High heart rate a cardiovascular risk factor in heart failure patients
By Lilian Anekwe
Researchers have shown for the first time that heart failure patients with a high resting heart rate are at higher risk of admission to hospital and death from cardiovascular causes.
Elevated heart rate is an independent risk factor for heart failure and lowering it is an important treatment target, suggests data presented at the European Society of Cardiology Congress last week.
More than 6,500 patients being treated for heart failure and a heart rate of at least 70 beats per minute (BPM) were allocated to receive ivabradine, currently licensed for angina in the UK, or placebo. Patients in the ivabradine group were started on a 5mg dose, then titrated up or down after 14 days, depending on their heart rate.
In the placebo group, patients with heart rates above 87 bpm were at more than double the risk of death from cardiovascular disease or hospitalisations for heart failure than patients with heart rates between 70 and 72 bpm. The risk of either event increased by 3% with every beat increase from baseline heart rate and by 16% for every 5 bpm increase.
Compared to placebo, ivabradine significantly reduced the number of cardiovascular-related deaths or admissions by 18%, and reduced admissions due to worsening heart failure events and deaths due to heart failure by 26% each.
Bradycardia was recorded in 10% of patients, but only 1% of the study population withdrew for this reason.
Lead researcher Professor Karl Swedberg, professor of medicine at Goteburg University, wrote in the Lancet, where the study was also published, that the trial design meant that the effect of other drugs, including beta blockers, could not be quantified.
But he maintained: ‘Our results support the importance of heart-rate reduction with ivabradine for improvement of clinical outcomes in heart failure and confirm the important role of heart rate in the pathophysiology of heart failure.'
Professor Martin Cowie, a consultant cardiologist at the Royal Brompton Hospital in London who led the UK arm of the trial, said he hoped ivabradine would quickly became part of standard heart failure management.

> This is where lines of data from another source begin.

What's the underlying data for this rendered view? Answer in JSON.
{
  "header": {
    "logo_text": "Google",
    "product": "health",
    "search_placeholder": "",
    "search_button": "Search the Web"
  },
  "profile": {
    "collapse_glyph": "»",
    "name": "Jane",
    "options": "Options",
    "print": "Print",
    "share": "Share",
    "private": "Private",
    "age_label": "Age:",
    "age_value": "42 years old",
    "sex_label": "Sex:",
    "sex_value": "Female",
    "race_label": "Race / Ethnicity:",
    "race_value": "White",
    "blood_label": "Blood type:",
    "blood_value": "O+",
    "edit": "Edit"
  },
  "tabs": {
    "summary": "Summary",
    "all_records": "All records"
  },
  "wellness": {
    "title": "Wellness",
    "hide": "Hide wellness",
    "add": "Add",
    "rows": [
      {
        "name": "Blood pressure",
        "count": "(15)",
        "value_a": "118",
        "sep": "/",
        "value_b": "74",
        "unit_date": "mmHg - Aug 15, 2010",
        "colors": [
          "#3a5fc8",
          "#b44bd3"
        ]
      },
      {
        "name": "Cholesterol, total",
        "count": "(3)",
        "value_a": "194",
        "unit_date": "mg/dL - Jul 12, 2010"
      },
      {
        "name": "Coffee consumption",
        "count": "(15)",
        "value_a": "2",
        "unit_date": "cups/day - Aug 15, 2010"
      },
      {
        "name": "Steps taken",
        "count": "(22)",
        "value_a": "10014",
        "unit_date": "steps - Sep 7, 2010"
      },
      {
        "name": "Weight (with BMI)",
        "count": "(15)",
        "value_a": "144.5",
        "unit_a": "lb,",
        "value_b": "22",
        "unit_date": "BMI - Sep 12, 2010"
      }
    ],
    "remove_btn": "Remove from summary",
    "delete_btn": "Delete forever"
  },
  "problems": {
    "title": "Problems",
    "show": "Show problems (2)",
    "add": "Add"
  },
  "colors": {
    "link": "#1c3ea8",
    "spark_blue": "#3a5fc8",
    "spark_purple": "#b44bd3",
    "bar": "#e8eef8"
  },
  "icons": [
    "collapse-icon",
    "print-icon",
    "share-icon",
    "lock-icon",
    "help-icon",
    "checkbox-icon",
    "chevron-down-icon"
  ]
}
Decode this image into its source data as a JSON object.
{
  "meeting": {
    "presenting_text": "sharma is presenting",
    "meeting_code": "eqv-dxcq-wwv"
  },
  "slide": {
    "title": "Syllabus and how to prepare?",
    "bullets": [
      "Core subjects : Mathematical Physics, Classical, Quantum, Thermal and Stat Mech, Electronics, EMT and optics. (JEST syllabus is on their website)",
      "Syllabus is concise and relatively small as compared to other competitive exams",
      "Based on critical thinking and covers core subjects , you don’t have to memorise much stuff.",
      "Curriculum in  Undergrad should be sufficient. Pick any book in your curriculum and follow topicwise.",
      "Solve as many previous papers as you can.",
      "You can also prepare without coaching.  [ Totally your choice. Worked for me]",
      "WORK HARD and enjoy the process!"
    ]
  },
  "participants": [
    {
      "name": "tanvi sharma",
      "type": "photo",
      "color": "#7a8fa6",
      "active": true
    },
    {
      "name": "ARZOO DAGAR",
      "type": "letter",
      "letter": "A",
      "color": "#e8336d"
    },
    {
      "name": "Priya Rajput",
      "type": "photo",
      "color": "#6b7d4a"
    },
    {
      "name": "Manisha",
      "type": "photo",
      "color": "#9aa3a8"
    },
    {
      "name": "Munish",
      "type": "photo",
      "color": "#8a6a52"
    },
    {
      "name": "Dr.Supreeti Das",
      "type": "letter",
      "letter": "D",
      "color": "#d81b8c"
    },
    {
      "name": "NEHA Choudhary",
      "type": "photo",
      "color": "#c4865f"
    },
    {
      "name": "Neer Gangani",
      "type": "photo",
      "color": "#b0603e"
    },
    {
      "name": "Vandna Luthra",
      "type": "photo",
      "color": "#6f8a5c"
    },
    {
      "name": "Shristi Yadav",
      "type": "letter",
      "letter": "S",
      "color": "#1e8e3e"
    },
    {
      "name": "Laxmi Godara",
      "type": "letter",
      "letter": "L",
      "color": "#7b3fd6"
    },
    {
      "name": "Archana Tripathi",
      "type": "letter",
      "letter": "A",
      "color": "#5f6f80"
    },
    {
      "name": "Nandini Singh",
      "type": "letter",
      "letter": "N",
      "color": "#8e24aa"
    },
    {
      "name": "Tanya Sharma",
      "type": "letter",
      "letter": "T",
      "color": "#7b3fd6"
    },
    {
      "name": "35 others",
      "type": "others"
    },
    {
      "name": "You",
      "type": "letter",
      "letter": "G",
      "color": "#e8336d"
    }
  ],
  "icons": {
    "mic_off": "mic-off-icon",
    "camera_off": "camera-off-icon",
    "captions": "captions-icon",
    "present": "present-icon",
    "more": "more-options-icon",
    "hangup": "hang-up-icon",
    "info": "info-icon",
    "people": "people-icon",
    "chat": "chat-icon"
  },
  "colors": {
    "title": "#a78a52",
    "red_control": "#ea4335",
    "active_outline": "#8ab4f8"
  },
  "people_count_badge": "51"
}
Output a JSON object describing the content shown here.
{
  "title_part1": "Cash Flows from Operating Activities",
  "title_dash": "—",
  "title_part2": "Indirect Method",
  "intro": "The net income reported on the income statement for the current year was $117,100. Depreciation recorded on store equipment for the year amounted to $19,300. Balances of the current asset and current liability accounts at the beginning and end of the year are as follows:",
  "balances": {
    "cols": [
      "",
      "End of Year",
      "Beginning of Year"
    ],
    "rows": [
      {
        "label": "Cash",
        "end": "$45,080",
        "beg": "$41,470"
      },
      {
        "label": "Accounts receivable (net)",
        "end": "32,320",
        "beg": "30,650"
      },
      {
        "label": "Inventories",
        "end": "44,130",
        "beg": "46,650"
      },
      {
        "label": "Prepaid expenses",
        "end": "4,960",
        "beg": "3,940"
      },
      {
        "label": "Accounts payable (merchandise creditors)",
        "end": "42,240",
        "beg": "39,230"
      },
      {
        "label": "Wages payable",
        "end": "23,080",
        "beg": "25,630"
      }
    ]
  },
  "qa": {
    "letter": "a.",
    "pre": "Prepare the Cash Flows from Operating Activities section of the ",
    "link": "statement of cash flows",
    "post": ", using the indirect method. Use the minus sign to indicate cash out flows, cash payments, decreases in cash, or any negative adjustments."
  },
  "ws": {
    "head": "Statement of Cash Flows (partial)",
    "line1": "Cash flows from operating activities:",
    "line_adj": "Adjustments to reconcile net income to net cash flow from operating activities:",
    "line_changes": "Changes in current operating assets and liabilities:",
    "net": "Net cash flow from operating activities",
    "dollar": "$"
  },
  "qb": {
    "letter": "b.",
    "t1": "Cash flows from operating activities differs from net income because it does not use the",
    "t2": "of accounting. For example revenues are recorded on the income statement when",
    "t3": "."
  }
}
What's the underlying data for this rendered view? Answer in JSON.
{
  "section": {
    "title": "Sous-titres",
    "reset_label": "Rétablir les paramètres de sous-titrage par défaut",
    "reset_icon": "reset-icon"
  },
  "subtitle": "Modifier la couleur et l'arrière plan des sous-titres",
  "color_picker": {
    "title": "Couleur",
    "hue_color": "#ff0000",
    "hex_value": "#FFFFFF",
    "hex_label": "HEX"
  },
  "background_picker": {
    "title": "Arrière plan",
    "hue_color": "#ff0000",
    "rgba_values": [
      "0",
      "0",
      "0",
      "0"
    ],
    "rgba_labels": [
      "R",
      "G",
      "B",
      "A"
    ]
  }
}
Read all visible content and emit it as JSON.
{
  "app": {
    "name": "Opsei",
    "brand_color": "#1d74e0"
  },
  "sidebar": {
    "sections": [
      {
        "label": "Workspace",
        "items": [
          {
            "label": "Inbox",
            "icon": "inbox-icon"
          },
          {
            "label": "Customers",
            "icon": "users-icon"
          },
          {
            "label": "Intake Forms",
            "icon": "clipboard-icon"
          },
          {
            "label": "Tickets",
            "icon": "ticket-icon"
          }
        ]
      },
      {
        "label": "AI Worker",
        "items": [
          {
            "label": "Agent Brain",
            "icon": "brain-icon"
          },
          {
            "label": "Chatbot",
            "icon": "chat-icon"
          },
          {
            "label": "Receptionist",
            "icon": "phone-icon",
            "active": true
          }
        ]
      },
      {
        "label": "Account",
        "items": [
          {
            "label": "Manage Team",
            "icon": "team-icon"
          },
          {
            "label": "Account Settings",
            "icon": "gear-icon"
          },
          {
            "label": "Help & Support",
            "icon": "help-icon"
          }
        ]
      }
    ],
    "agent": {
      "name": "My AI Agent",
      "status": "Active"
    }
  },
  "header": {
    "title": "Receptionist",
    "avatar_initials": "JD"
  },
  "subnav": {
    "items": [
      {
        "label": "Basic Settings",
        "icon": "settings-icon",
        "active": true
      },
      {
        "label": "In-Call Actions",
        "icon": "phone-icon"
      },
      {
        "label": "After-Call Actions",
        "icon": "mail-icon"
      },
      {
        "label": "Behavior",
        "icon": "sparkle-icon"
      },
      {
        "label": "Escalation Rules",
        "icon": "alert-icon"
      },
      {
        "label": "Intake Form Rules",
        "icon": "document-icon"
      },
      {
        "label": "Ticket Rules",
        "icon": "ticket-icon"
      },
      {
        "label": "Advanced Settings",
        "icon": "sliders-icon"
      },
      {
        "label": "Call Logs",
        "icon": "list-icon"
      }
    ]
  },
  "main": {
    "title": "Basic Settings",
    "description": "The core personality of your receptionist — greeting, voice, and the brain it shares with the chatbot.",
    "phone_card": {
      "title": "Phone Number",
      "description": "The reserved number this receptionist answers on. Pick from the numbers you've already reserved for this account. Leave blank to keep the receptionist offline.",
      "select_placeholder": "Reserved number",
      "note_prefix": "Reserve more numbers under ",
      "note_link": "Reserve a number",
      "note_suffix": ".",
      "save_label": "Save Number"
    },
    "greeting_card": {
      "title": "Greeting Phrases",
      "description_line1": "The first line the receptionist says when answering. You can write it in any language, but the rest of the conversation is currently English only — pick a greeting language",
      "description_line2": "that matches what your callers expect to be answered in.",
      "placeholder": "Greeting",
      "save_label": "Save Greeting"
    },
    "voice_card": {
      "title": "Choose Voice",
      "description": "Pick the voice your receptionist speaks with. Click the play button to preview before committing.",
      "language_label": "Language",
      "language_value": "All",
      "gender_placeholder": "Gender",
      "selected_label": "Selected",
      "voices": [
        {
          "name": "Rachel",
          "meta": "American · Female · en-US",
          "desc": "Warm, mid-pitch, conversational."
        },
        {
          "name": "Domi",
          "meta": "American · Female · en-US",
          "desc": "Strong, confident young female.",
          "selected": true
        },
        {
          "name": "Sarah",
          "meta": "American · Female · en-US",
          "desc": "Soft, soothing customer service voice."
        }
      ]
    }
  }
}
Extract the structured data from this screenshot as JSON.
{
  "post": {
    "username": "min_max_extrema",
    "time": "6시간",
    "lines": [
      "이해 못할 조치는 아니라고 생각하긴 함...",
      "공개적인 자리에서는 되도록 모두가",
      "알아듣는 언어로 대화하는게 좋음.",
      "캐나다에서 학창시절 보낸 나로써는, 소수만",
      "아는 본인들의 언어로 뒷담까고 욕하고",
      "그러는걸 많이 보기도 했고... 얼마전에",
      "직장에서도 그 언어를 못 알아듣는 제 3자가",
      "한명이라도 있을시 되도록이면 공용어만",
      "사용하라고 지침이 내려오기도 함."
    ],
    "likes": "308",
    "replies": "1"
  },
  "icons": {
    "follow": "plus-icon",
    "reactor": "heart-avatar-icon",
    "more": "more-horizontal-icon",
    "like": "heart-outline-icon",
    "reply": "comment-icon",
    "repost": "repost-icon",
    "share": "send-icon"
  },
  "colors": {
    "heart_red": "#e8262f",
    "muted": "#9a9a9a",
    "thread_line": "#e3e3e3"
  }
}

‘The evidence represents a significant clinical breakthrough in the management of heart failure and is incredibly important information for patients with this condition.'
‘It is vital that the results of this study are implemented and ivabradine is used as part of standard heart failure treatment as soon as possible.'
European Society of Cardiology Congress abstract no 385 and The Lancet, published online 29 August 2010High heart rate is an independent risk factor in heart failure patients